To do: Search the entries for the word "heading" and copy each line that has it.

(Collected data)
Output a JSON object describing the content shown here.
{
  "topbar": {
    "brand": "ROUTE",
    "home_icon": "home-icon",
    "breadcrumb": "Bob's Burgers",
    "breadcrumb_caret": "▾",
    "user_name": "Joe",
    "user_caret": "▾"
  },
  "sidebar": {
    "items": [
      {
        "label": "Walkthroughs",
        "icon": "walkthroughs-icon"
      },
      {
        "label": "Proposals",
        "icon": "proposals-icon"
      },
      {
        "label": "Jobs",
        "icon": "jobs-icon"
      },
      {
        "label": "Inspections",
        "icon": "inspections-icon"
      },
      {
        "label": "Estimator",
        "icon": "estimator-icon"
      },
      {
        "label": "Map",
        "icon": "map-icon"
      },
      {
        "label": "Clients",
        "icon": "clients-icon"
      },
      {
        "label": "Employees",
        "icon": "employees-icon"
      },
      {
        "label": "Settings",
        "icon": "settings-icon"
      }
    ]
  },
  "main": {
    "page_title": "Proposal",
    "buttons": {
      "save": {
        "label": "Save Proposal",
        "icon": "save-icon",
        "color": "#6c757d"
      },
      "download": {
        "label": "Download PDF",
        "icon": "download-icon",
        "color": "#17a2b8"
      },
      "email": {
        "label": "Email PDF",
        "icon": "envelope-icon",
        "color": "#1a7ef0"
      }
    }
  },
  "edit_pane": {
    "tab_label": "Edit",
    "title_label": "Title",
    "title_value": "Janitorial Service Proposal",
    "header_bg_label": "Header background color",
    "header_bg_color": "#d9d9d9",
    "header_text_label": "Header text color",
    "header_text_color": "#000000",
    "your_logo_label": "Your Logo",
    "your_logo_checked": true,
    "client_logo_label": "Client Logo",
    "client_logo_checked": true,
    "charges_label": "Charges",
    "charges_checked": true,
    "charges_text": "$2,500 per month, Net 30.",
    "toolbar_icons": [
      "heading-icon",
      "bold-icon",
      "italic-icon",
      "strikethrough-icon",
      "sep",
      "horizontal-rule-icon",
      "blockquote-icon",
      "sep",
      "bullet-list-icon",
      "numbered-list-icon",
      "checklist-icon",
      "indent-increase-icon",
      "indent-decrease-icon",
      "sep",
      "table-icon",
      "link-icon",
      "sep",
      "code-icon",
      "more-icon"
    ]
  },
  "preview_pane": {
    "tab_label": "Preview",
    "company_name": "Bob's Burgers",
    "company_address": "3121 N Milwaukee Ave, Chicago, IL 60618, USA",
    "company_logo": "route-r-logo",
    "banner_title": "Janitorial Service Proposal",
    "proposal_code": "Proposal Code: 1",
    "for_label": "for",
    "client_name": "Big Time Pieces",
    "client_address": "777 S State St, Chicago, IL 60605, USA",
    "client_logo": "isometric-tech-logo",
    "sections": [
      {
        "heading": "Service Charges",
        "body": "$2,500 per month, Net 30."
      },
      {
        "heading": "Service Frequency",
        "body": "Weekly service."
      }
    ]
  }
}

Finished exercise:
      "heading-icon",
        "heading": "Service Charges",
        "heading": "Service Frequency",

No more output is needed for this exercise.